2. In the bleaching of shellac, the improvement which comprises dissolving the shellac in an organic shellac solvent miscible with water and admixing with the shellac solution a solution of sodium chlorite in a mixture of water and the Water-miscible organic shellac solvent.
3. In the bleaching of shellac, the improvement which comprises mixing the shellac, in solution in an organic shellac solvent miscible with water, with an aqueous solution of sodium chlorite in the presence of a small amount of an aldehyde sufficient to activate the chlorite.
4. In the bleaching of shellac, the improvement which comprises dissolving the shellac in an organic shellac solvent miscible with water and containing an aldehyde, and admixing with the shellac solution a solution of sodium chlorite in a mixture of water and a water-miscible organic shellac solvent.
5. In the bleaching of shellac, the improvement which comprises dissolving the shellac in an or ganic shellac solvent miscible with water, mixing the shellac solution with an aqueous solution of sodium chlorite in the presence of a small amount of an aldehyde, suificient to activate the chlorite and thereafter adding a sufficient quantity of an anti-chlor to remove available chlorine therefrom.
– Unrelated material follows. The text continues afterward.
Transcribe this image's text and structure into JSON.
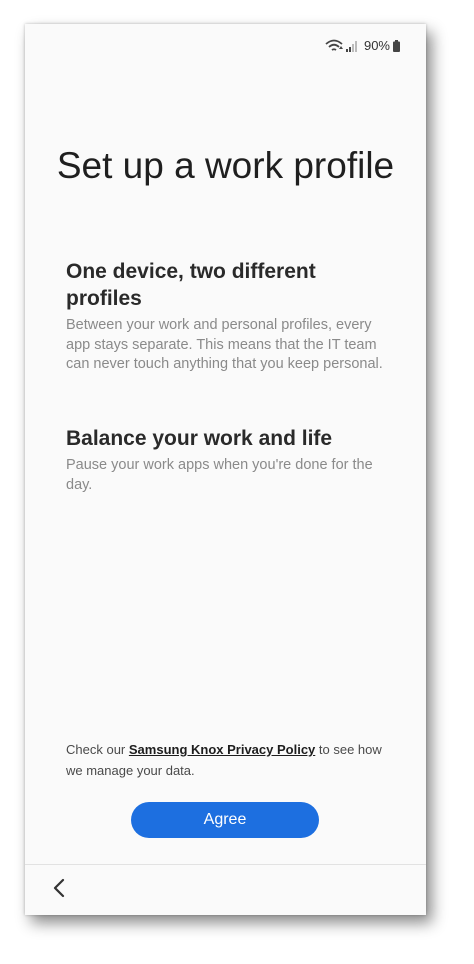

6. In the bleaching of shellac, the improvement which comprises dissolving the shellac in an organic shellac solvent miscible with water, treating the shellac solution with an aqueous solution of sodium chlorite in the presence of a small amount of an aldehyde sufficient to activate the chlorlte, and thereafter adding an aqueous solution of hydrogen peroxide in amount sufiic'ient to remove available chlorine from the mixture.
7. In the bleaching of shellac, the improvement which comprises dissolving the shellac in an organic shellac solvent miscible with water, mixing the shellac solution with an aqueous solution of sodium chlorite in the presence of a small amount of an aldehyde sufficient to activate the chlorite while maintaining a temperature not exceeding about F. until the sodium chlorite solution is exhausted.
8. In the bleaching of shellac, the improvement which comprises mixing together the shellac, an organic shellac solvent miscible with water, an aldehyde, water and sodium chlorite.
9. In the bleaching of shellac, the improvement which comprises dissolving the shellac in a water soluble primary alcohol and admixing the shellac solvent with an aqueous solution of sodium chlorite of insufiicient alkalinity substantially to neutralize the acidity of the shellac.
WILLIAM J. MCINTOSH.
REFERENCES CITED The following references are of record in the file of this patent:
UNITED STATES PATENTS Number Name Date 504,064 Field Aug. 29, 1893 2,100,496 Taylor Nov. 30, 1937 2,260,367 Dubean Oct. 28, 1941 2,397,389 Vincent Mar. 26, 1946 OTHER REFERENCES Suter, Oil and Colour Trades Journal, Nov. 20, 1936, pages 1502-1505. Murtz, Abstracts on Shellac Research Literature, Feb. 1935, page 9. Gidvani, Chemical Abstracts, vol. 32, 1938, page 9527.